* _WORK INSTRUCTION_:
Each line of the listing where "cert" appears should be reported.

* _DATA FOR THIS TASK_:
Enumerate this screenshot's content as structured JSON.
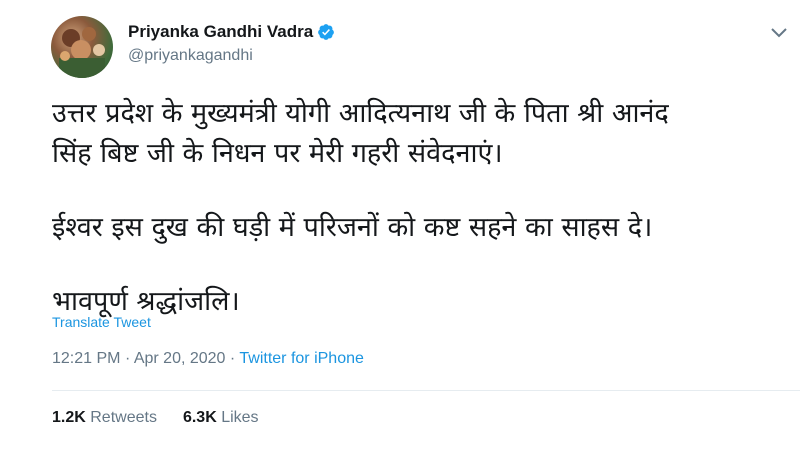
{
  "user": {
    "name": "Priyanka Gandhi Vadra",
    "handle": "@priyankagandhi"
  },
  "tweet": {
    "lines": [
      "उत्तर प्रदेश के मुख्यमंत्री योगी आदित्यनाथ जी के पिता श्री आनंद",
      "सिंह बिष्ट जी के  निधन पर मेरी गहरी संवेदनाएं।",
      "ईश्वर इस दुख की घड़ी में परिजनों को कष्ट सहने का साहस दे।",
      "भावपूर्ण श्रद्धांजलि।"
    ],
    "translate_label": "Translate Tweet",
    "time": "12:21 PM",
    "separator": "·",
    "date": "Apr 20, 2020",
    "source": "Twitter for iPhone",
    "retweets": "1.2K",
    "retweets_label": "Retweets",
    "likes": "6.3K",
    "likes_label": "Likes"
  },
  "icons": {
    "verified": "verified-badge-icon",
    "menu": "chevron-down-icon"
  },
  "colors": {
    "accent": "#1b95e0",
    "muted": "#657786",
    "text": "#14171a"
  }
}
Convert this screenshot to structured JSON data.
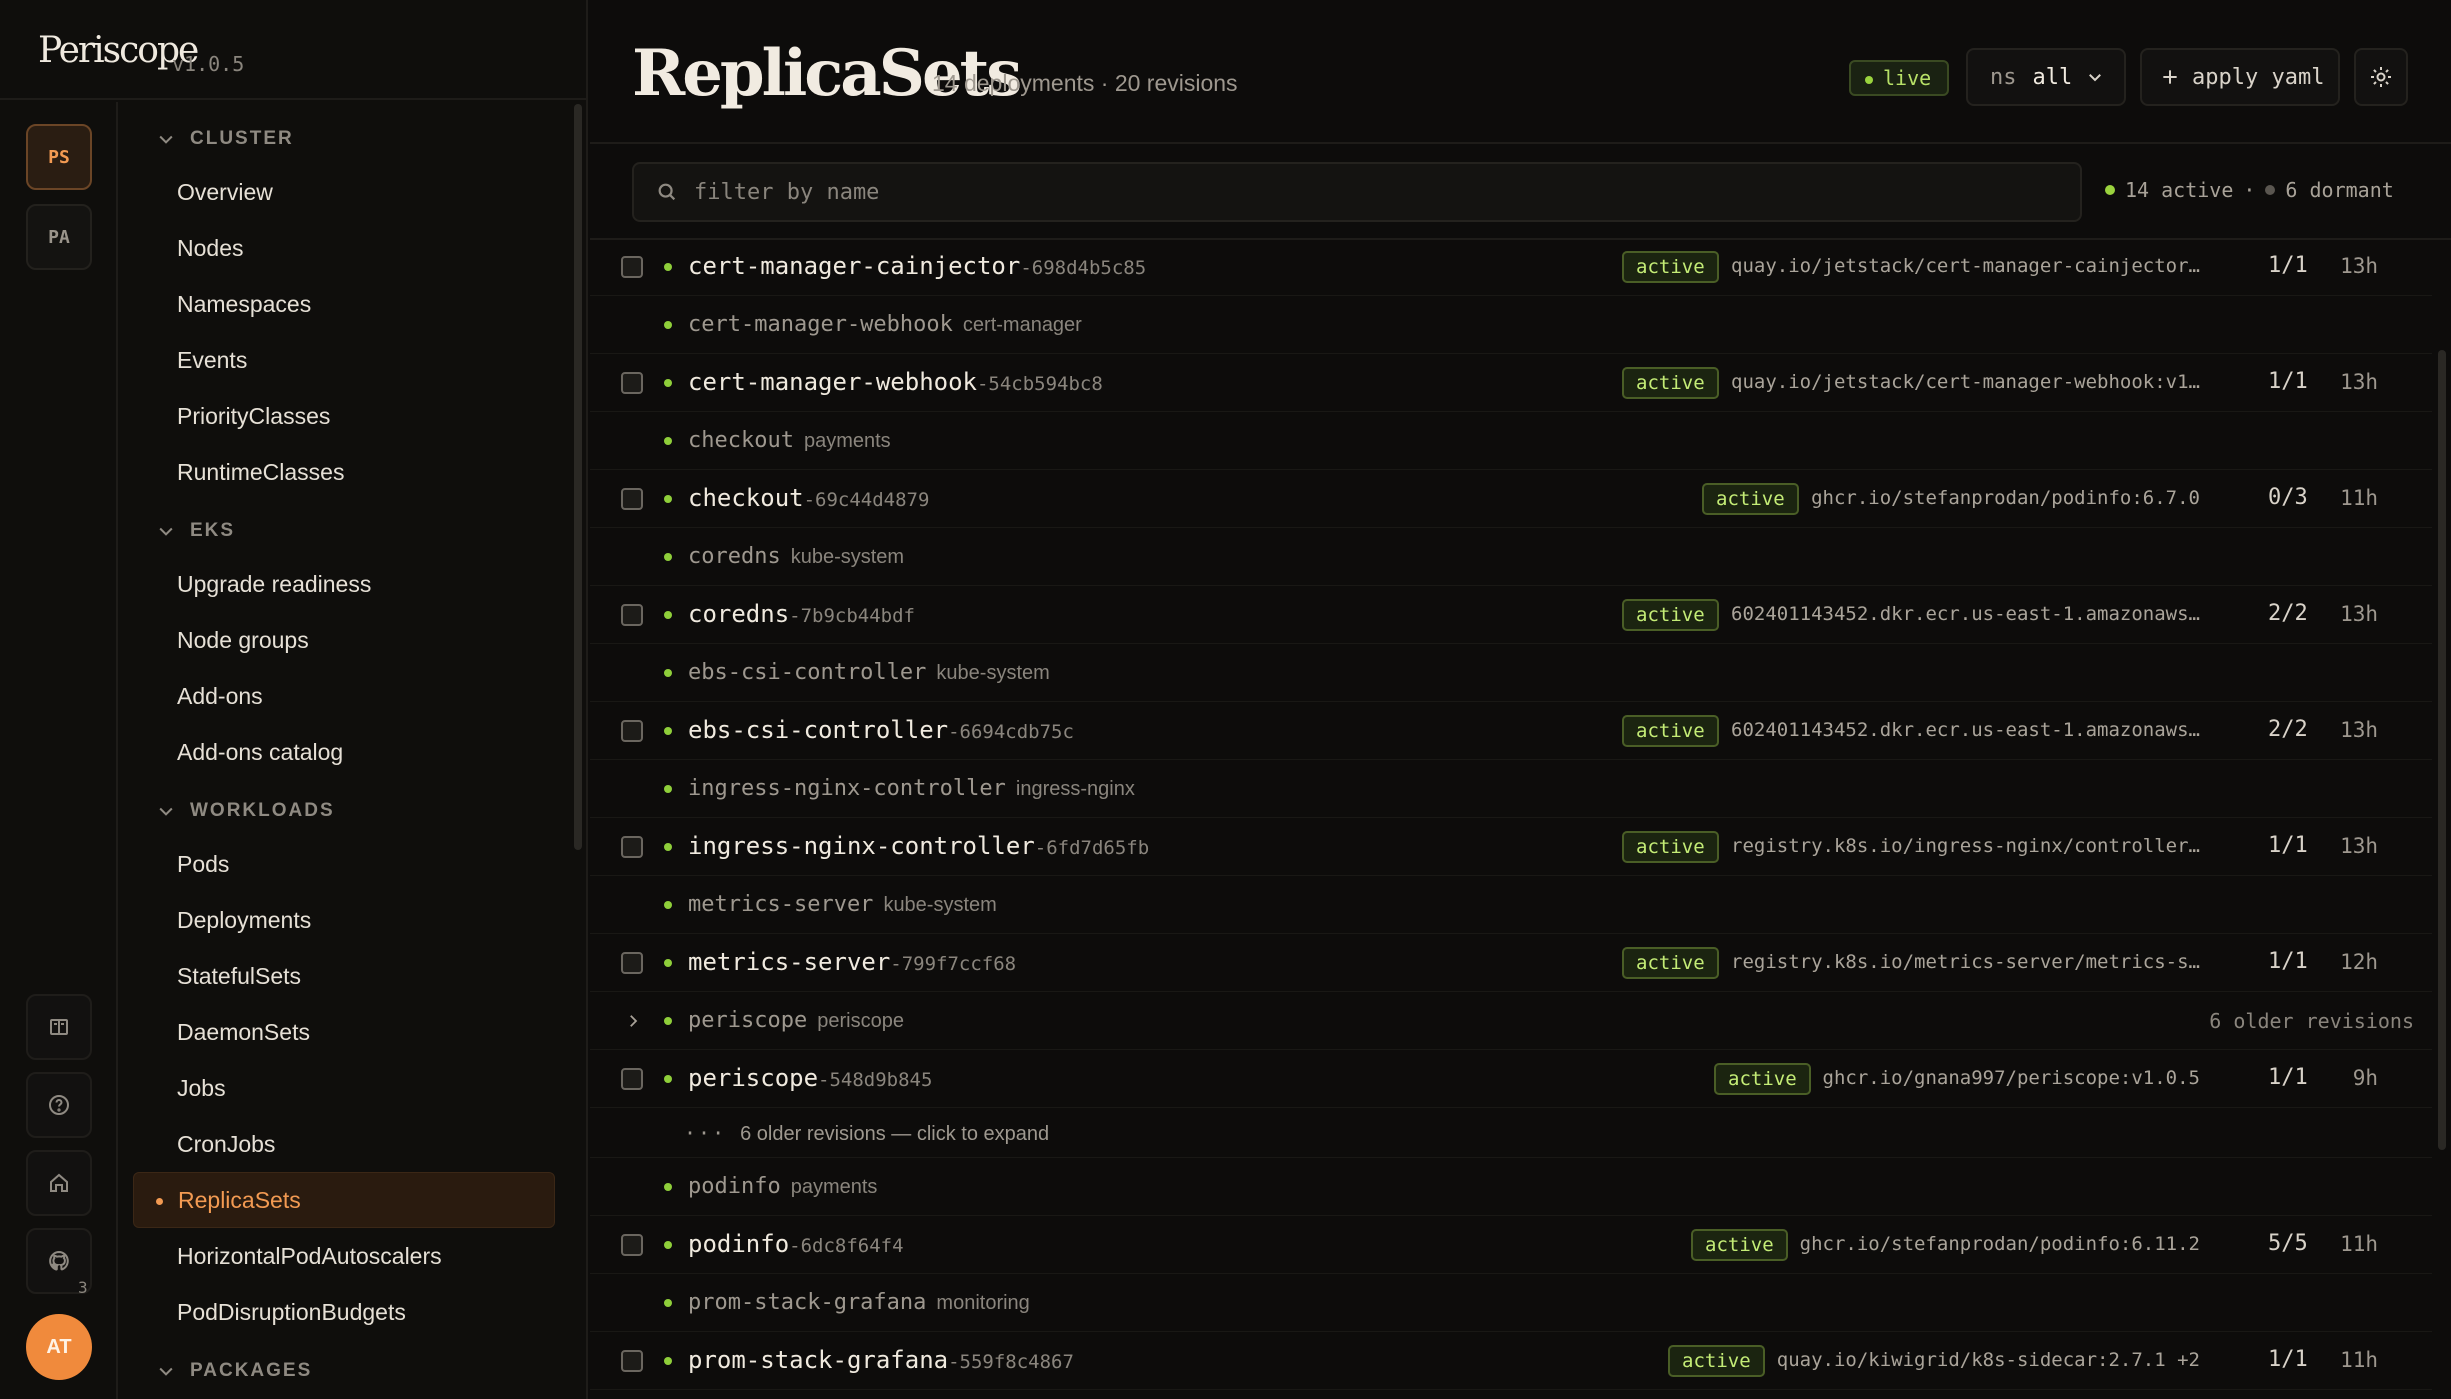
{
  "brand": {
    "name": "Periscope",
    "version": "v1.0.5"
  },
  "workspaces": [
    "PS",
    "PA"
  ],
  "rail": {
    "badge": "3",
    "avatar": "AT"
  },
  "nav": {
    "groups": [
      {
        "label": "CLUSTER",
        "items": [
          "Overview",
          "Nodes",
          "Namespaces",
          "Events",
          "PriorityClasses",
          "RuntimeClasses"
        ]
      },
      {
        "label": "EKS",
        "items": [
          "Upgrade readiness",
          "Node groups",
          "Add-ons",
          "Add-ons catalog"
        ]
      },
      {
        "label": "WORKLOADS",
        "items": [
          "Pods",
          "Deployments",
          "StatefulSets",
          "DaemonSets",
          "Jobs",
          "CronJobs",
          "ReplicaSets",
          "HorizontalPodAutoscalers",
          "PodDisruptionBudgets"
        ]
      },
      {
        "label": "PACKAGES",
        "items": []
      }
    ],
    "active": "ReplicaSets"
  },
  "header": {
    "title": "ReplicaSets",
    "subtitle": "14 deployments · 20 revisions",
    "live": "live",
    "ns_label": "ns",
    "ns_value": "all",
    "apply": "apply yaml"
  },
  "filter": {
    "placeholder": "filter by name"
  },
  "counts": {
    "active": "14 active",
    "sep": "·",
    "dormant": "6 dormant"
  },
  "rows": [
    {
      "kind": "rs",
      "name": "cert-manager-cainjector",
      "hash": "-698d4b5c85",
      "status": "active",
      "image": "quay.io/jetstack/cert-manager-cainjector…",
      "ready": "1/1",
      "age": "13h"
    },
    {
      "kind": "group",
      "name": "cert-manager-webhook",
      "ns": "cert-manager"
    },
    {
      "kind": "rs",
      "name": "cert-manager-webhook",
      "hash": "-54cb594bc8",
      "status": "active",
      "image": "quay.io/jetstack/cert-manager-webhook:v1…",
      "ready": "1/1",
      "age": "13h"
    },
    {
      "kind": "group",
      "name": "checkout",
      "ns": "payments"
    },
    {
      "kind": "rs",
      "name": "checkout",
      "hash": "-69c44d4879",
      "status": "active",
      "image": "ghcr.io/stefanprodan/podinfo:6.7.0",
      "ready": "0/3",
      "age": "11h"
    },
    {
      "kind": "group",
      "name": "coredns",
      "ns": "kube-system"
    },
    {
      "kind": "rs",
      "name": "coredns",
      "hash": "-7b9cb44bdf",
      "status": "active",
      "image": "602401143452.dkr.ecr.us-east-1.amazonaws…",
      "ready": "2/2",
      "age": "13h"
    },
    {
      "kind": "group",
      "name": "ebs-csi-controller",
      "ns": "kube-system"
    },
    {
      "kind": "rs",
      "name": "ebs-csi-controller",
      "hash": "-6694cdb75c",
      "status": "active",
      "image": "602401143452.dkr.ecr.us-east-1.amazonaws…",
      "ready": "2/2",
      "age": "13h"
    },
    {
      "kind": "group",
      "name": "ingress-nginx-controller",
      "ns": "ingress-nginx"
    },
    {
      "kind": "rs",
      "name": "ingress-nginx-controller",
      "hash": "-6fd7d65fb",
      "status": "active",
      "image": "registry.k8s.io/ingress-nginx/controller…",
      "ready": "1/1",
      "age": "13h"
    },
    {
      "kind": "group",
      "name": "metrics-server",
      "ns": "kube-system"
    },
    {
      "kind": "rs",
      "name": "metrics-server",
      "hash": "-799f7ccf68",
      "status": "active",
      "image": "registry.k8s.io/metrics-server/metrics-s…",
      "ready": "1/1",
      "age": "12h"
    },
    {
      "kind": "group",
      "name": "periscope",
      "ns": "periscope",
      "expandable": true,
      "older": "6 older revisions"
    },
    {
      "kind": "rs",
      "name": "periscope",
      "hash": "-548d9b845",
      "status": "active",
      "image": "ghcr.io/gnana997/periscope:v1.0.5",
      "ready": "1/1",
      "age": "9h"
    },
    {
      "kind": "hint",
      "text": "6 older revisions — click to expand",
      "dots": "···"
    },
    {
      "kind": "group",
      "name": "podinfo",
      "ns": "payments"
    },
    {
      "kind": "rs",
      "name": "podinfo",
      "hash": "-6dc8f64f4",
      "status": "active",
      "image": "ghcr.io/stefanprodan/podinfo:6.11.2",
      "ready": "5/5",
      "age": "11h"
    },
    {
      "kind": "group",
      "name": "prom-stack-grafana",
      "ns": "monitoring"
    },
    {
      "kind": "rs",
      "name": "prom-stack-grafana",
      "hash": "-559f8c4867",
      "status": "active",
      "image": "quay.io/kiwigrid/k8s-sidecar:2.7.1 +2",
      "ready": "1/1",
      "age": "11h"
    }
  ],
  "colors": {
    "accent": "#f29a52",
    "active": "#9ad33e",
    "bg": "#0d0c0b"
  }
}
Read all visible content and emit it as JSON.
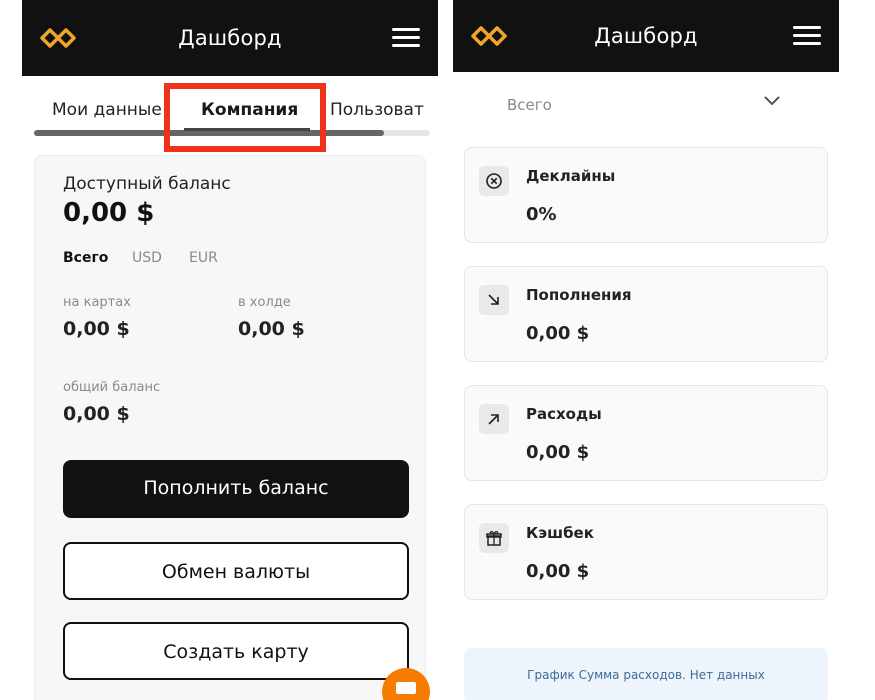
{
  "header": {
    "title": "Дашборд"
  },
  "tabs": [
    {
      "label": "Мои данные"
    },
    {
      "label": "Компания"
    },
    {
      "label": "Пользоват"
    }
  ],
  "balance": {
    "label": "Доступный баланс",
    "amount": "0,00 $",
    "currency_tabs": [
      "Всего",
      "USD",
      "EUR"
    ],
    "on_cards_label": "на картах",
    "on_cards_value": "0,00 $",
    "on_hold_label": "в холде",
    "on_hold_value": "0,00 $",
    "total_label": "общий баланс",
    "total_value": "0,00 $"
  },
  "buttons": {
    "topup": "Пополнить баланс",
    "exchange": "Обмен валюты",
    "create_card": "Создать карту"
  },
  "filter": {
    "selected": "Всего"
  },
  "stats": [
    {
      "label": "Деклайны",
      "value": "0%",
      "icon": "x-circle-icon"
    },
    {
      "label": "Пополнения",
      "value": "0,00 $",
      "icon": "arrow-down-right-icon"
    },
    {
      "label": "Расходы",
      "value": "0,00 $",
      "icon": "arrow-up-right-icon"
    },
    {
      "label": "Кэшбек",
      "value": "0,00 $",
      "icon": "gift-icon"
    }
  ],
  "chart_notice": "График Сумма расходов. Нет данных",
  "colors": {
    "header_bg": "#111111",
    "accent_logo": "#f0a52a",
    "highlight": "#f0321c",
    "fab": "#f57c00"
  }
}
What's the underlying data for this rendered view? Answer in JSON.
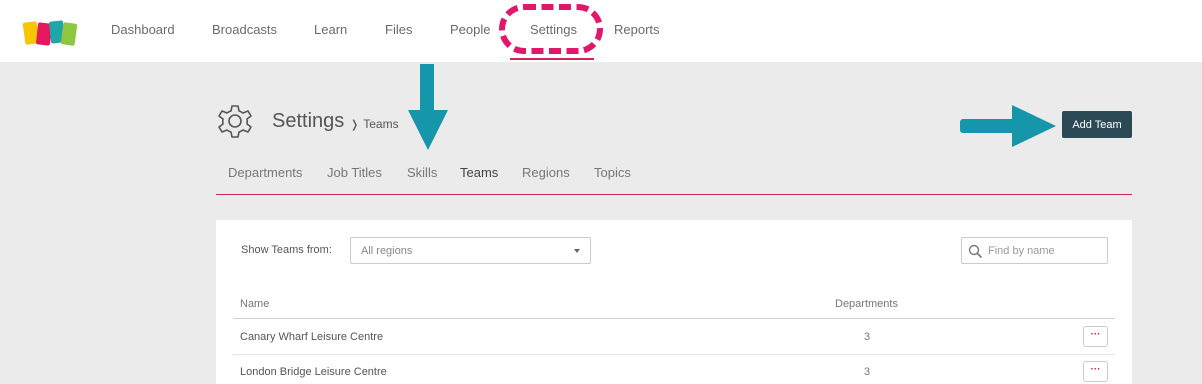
{
  "nav": {
    "items": [
      {
        "label": "Dashboard"
      },
      {
        "label": "Broadcasts"
      },
      {
        "label": "Learn"
      },
      {
        "label": "Files"
      },
      {
        "label": "People"
      },
      {
        "label": "Settings"
      },
      {
        "label": "Reports"
      }
    ],
    "active": "Settings"
  },
  "header": {
    "title": "Settings",
    "breadcrumb": "Teams",
    "add_button": "Add Team"
  },
  "tabs": [
    {
      "label": "Departments"
    },
    {
      "label": "Job Titles"
    },
    {
      "label": "Skills"
    },
    {
      "label": "Teams"
    },
    {
      "label": "Regions"
    },
    {
      "label": "Topics"
    }
  ],
  "active_tab": "Teams",
  "filter": {
    "label": "Show Teams from:",
    "selected": "All regions",
    "search_placeholder": "Find by name"
  },
  "table": {
    "columns": [
      "Name",
      "Departments"
    ],
    "rows": [
      {
        "name": "Canary Wharf Leisure Centre",
        "departments": "3",
        "more": "···"
      },
      {
        "name": "London Bridge Leisure Centre",
        "departments": "3",
        "more": "···"
      }
    ]
  },
  "colors": {
    "accent": "#c8285a",
    "button": "#2c4a55",
    "annotation_arrow": "#1596aa",
    "annotation_circle": "#e0186c"
  }
}
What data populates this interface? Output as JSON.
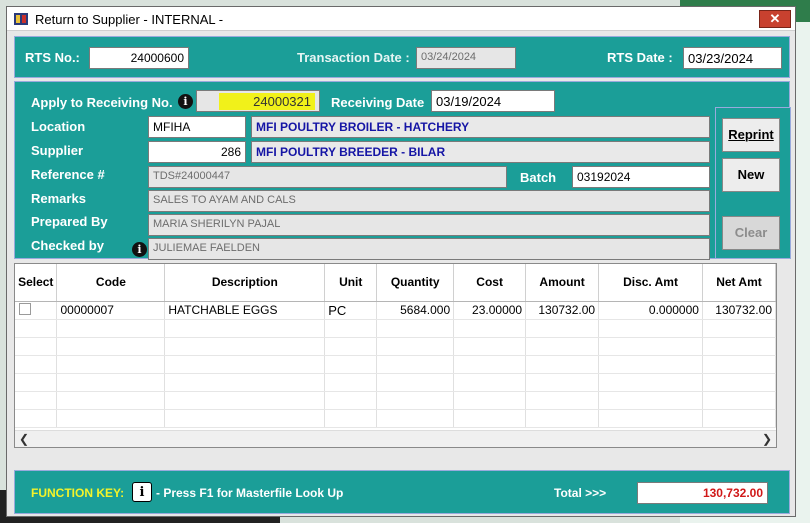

* _RESPONSE TO THIS TASK_:
      "name": "cert-manager-cainjector",
      "image": "quay.io/jetstack/cert-manager-cainjector…",
      "name": "cert-manager-webhook",
      "ns": "cert-manager"
      "name": "cert-manager-webhook",
      "image": "quay.io/jetstack/cert-manager-webhook:v1…",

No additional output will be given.